“In the Latin community we don’t talk about this because women are supposed to be fertile and another layer of that is that the value of a woman, her value is quantified by her ability to have babies and be a great mother and that can be alienating. for someone like me.”

León has also addressed in different videos how difficult it can be as a Latina to talk about infertility.

“My husband is Mexican, my family is Ecuadorian, 100% Latin and it happened to both of us,” says León. “People don’t realize that we both have fertility problems, but they look at me.”

“I constantly emphasize that infertility is medical, not moral, because many times during my process people made me feel like I had the evil eye or because I wasn’t meant to be a mother or because God was punishing me for my sins and none of that. it’s true. “There are so many medical reasons why infertility occurs.”

The Alabama case, a ruling with many questions

The Alabama Supreme Court ruling stems from two lawsuits filed by three sets of parents who underwent IVF procedures and then frozen their remaining embryos.

According to the state court ruling, cited by CNN, the parents allege that in December 2020 a patient entered where the frozen embryos were stored and while trying to remove them, he burned his hand in the cold, dropping them and “killing” them.

This is the first known case in which a US court says frozen embryos are human beings. And while the court’s decision does not ban IVF, critics of this ruling fear it will have profound consequences for the way the fertility industry operates.

“This ruling is extremely alarming. It undermines people’s ability to make decisions about their own family planning through IVF,” warns Elizabeth Smith, director of state policy at the US Center for Reproductive Rights.

“IVF providers can stop offering IVF completely or leave Alabama now that they could face sanctions,” the expert highlighted to Noticias Telemundo via email, before Governor Ivey signed a law that seeks to protect the procedure, which resulted in the reopening of clinics that had closed.
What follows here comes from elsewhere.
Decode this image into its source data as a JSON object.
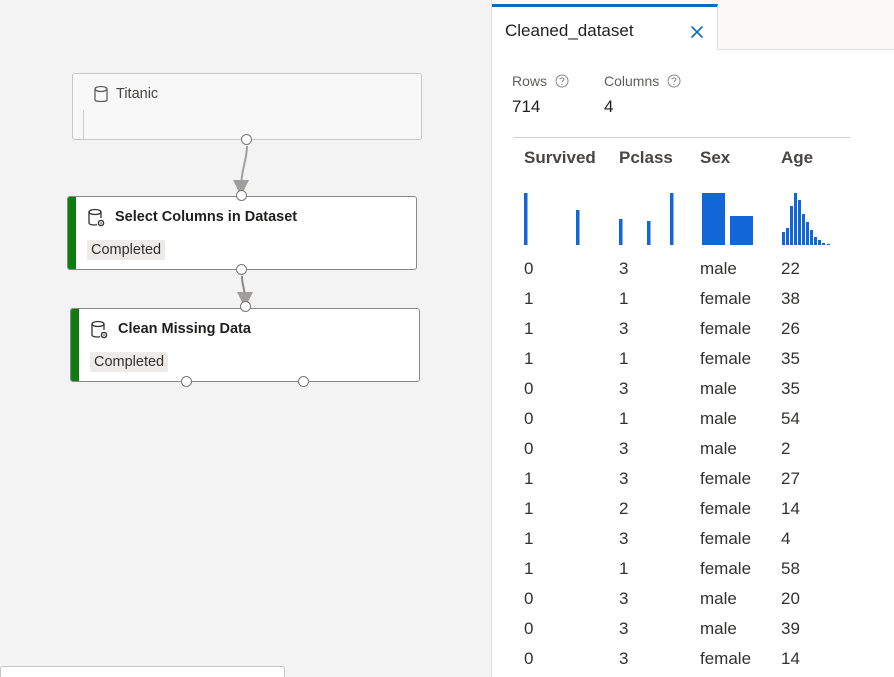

And the recent state court decision raised many questions for families and fertility experts: Would medical providers be held liable every time an embryo does not develop into a successful pregnancy? Would parents have to pay fees for lifetime storage of embryos they can never discard?

“When we freeze the embryos, we expect that about 97%, 98% of the embryos will survive the thawing process,” explains Dr. Rubén Alvero, director of the Division of Reproductive Endocrinology and Infertility at Lucille Packard Children’s Hospital.

While IVF clinics opened again Thursday, a day after the bill protecting the procedure was signed, the new legislation does not address issues around the recognition of embryos as persons that led some providers to suspend some services.

“I am happy for the protections that have been put in place for IVF to resume in Alabama, however, there is still much in this legislation that needs to be addressed,” León said. “My heart goes out to those who had to stop their treatments during this time.”

Minorities in the United States, especially of Latino and black origin, are already at a disadvantage when it comes to care and access to health services, explains Rodríguez, so another concern as a result of the Alabama ruling is that it will be stigmatized. even more reproductive care.

“Our community is already the least likely to receive this type of care because it does not even have access to other types of services,” says the expert. “Alabama is home to one of the fastest growing Latino populations in the country.”

Rodríguez highlights that in the fight for reproductive rights, it is important to see the full picture of a person’s reproductive life. “It’s not just about having access to abortion, it’s about access to contraception, prenatal care, having children if you want, fertility support through IVF if you need it, and postpartum care once you have children,” she points out.

“It’s troubling that any part of this whole picture of reproductive care would be eliminated.”